Getting things done with internal time management involves the mind, while external time management is more concerned with procedures and methods, organizing and other external and environmental factors.
When it comes to getting things done, the brain has a mind of its own. Your intentions are real and your “surface commitments” are sincere: but your actions often conflict with your plans.
For centuries people have been attempting to increase personal productivity through environmental changes, improved work methods and technology. But unless technology can also do the thinking – including planning and organizing – and generate the will-power, self-discipline, impulse control and other human characteristics that are essential to actually getting things done, we will make little progress.
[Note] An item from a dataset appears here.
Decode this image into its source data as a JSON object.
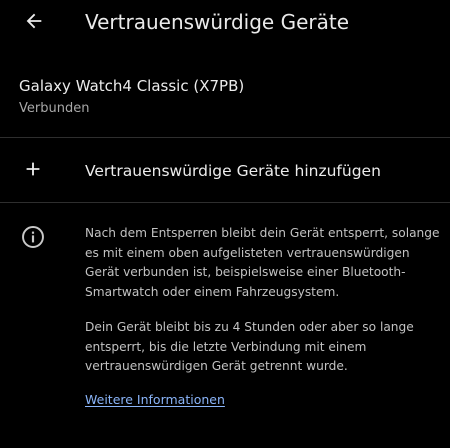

Technology, for example, increases efficiency in methods; but decreases the effectiveness in minds. Improper use of digital technology is like walking up a “down” escalator. The faster the escalator moves downward, the faster we have to move upwards just to stay where we are. Progress remains the same.
The new battlefield for personal productivity is not on the shop floor or in the office cubicle; it’s in the brain. In this digital age of speed, our internal assets such as attention span, self-control, focus, creativity and problem-solving skills are under attack. Internal time management is the process of harnessing the benefits of technology while defusing its negative impact on our cognitive skills, and more effectively using our minds to improve our personal productivity.
These newer tactics are discussed in our holistic time management workshops.